An Indonesian lawmaker has criticized Australia’s asylum seeker policy, warning that it threatens to damage relations between the two countries. Tantowi Yahya, a prominent member of Indonesia’s Foreign Affairs Commission, described the new policy as “offensive” and “illegal” under international law, in an interview with the ABC.
The newly elected Australian government officially began its border protection plan Wednesday, with hopes of deterring asylum seekers from making the dangerous journey to Australia by boat. Under the policy, the navy will tow vessels back to Indonesia, a common transit point. Australian police placed in Indonesia will also buy old boats from fishermen and pay members of the community to spy on people smuggling operations.
Yahya said that key aspects of the policy had not been discussed with Indonesian officials and his country’s parliament would “fully reject” the plan. “It becomes our concern because, firstly, it might potentially jeopardize our already good relationships in the past,” he said. “And second, the policy which is going to be implemented by Mr Abbott clearly [affects] our sovereignty as an independent country.”
Prime Minister Abbott responded to the concerns on Thursday, saying that he was “very confident that this government will be able to work effectively with the Indonesian government.”
Earlier this week, Australia’s Foreign Affairs Minister Julie Bishop said the government would ask for Indonesia’s understanding, rather than its permission, as it tries to stop the boats.
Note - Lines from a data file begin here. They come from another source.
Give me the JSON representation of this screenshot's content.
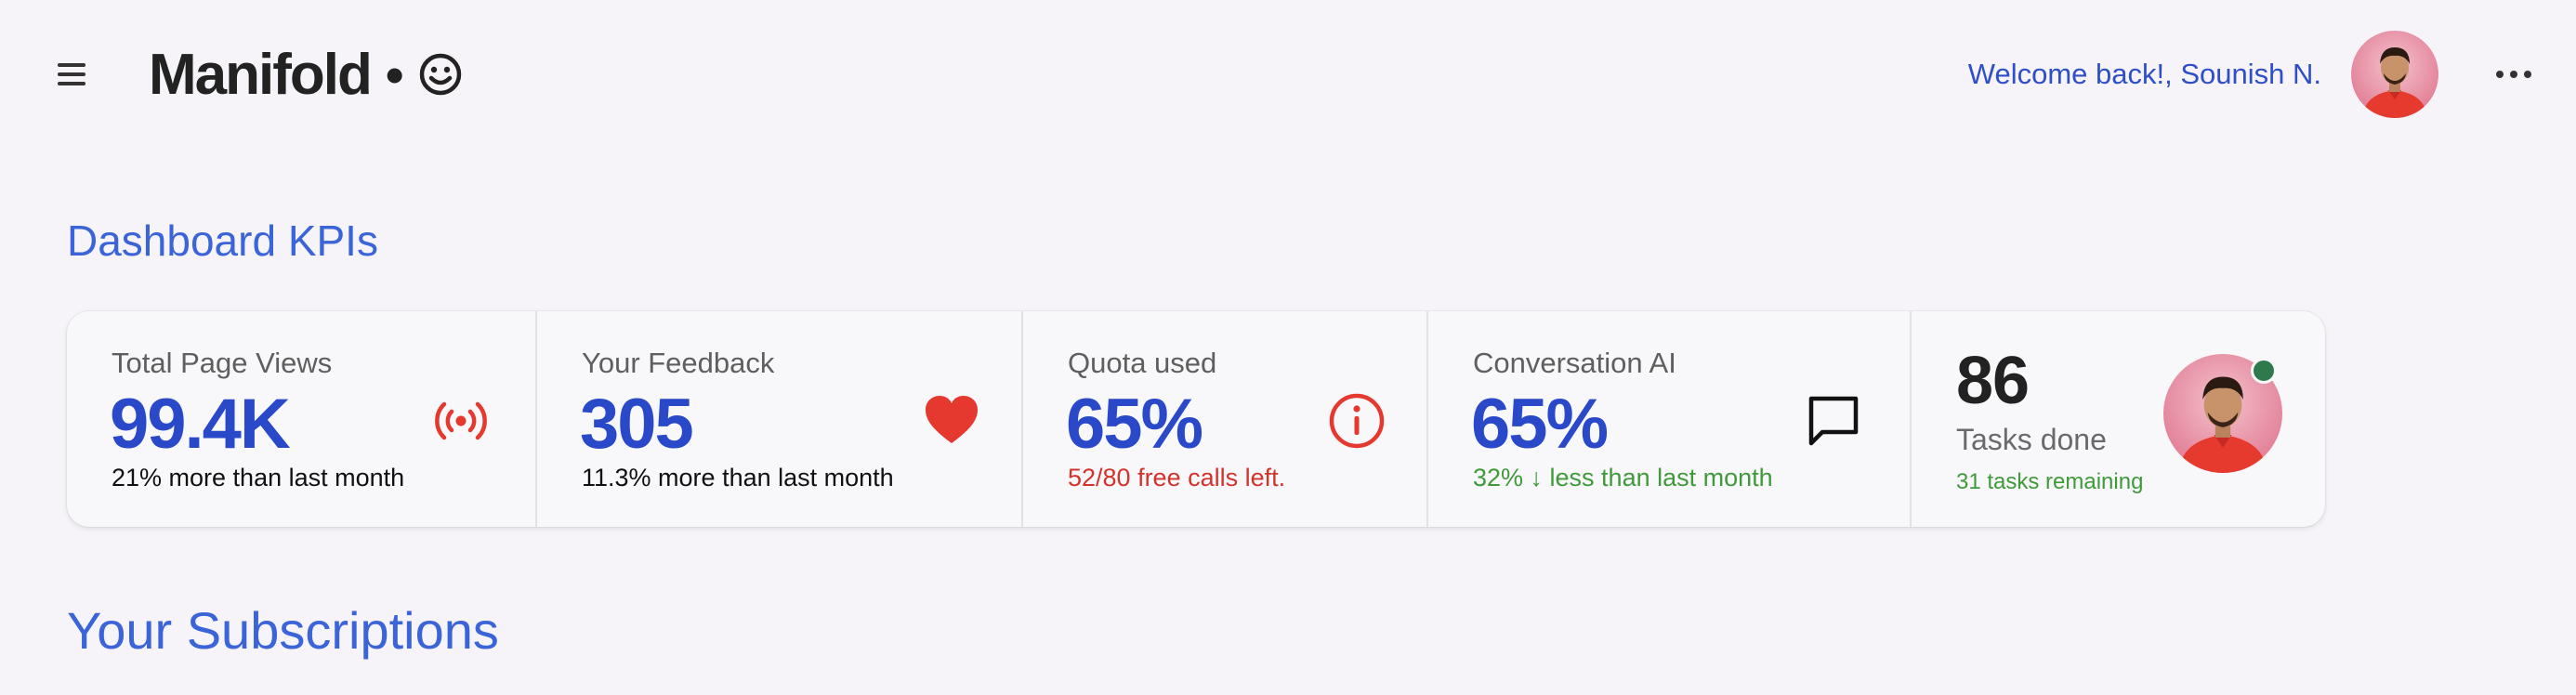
{
  "header": {
    "brand": "Manifold",
    "brand_separator": "•",
    "brand_icon": "smiley-icon",
    "welcome_text": "Welcome back!, Sounish N.",
    "menu_icon": "hamburger-menu-icon",
    "more_icon": "more-horizontal-icon"
  },
  "sections": {
    "kpi_title": "Dashboard KPIs",
    "subscriptions_title": "Your Subscriptions"
  },
  "kpis": [
    {
      "label": "Total Page Views",
      "value": "99.4K",
      "sub": "21% more than last month",
      "icon": "broadcast-icon",
      "icon_color": "#e5392f",
      "sub_color": "#111111"
    },
    {
      "label": "Your Feedback",
      "value": "305",
      "sub": "11.3% more than last month",
      "icon": "heart-icon",
      "icon_color": "#e5392f",
      "sub_color": "#111111"
    },
    {
      "label": "Quota used",
      "value": "65%",
      "sub": "52/80 free calls left.",
      "icon": "info-icon",
      "icon_color": "#e5392f",
      "sub_color": "#d2332b"
    },
    {
      "label": "Conversation AI",
      "value": "65%",
      "sub": "32% ↓ less than last month",
      "icon": "chat-bubble-icon",
      "icon_color": "#111111",
      "sub_color": "#3f9a3a"
    }
  ],
  "tasks": {
    "count": "86",
    "label": "Tasks done",
    "sub": "31 tasks remaining",
    "status_color": "#2f7a4d"
  },
  "colors": {
    "accent": "#2a49c9",
    "title": "#3a64d8",
    "background": "#f6f4f9"
  }
}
Abbott is expected to visit Indonesia to discuss the government’s border protection with President Susilo Bambang Yudhoyono in the coming weeks.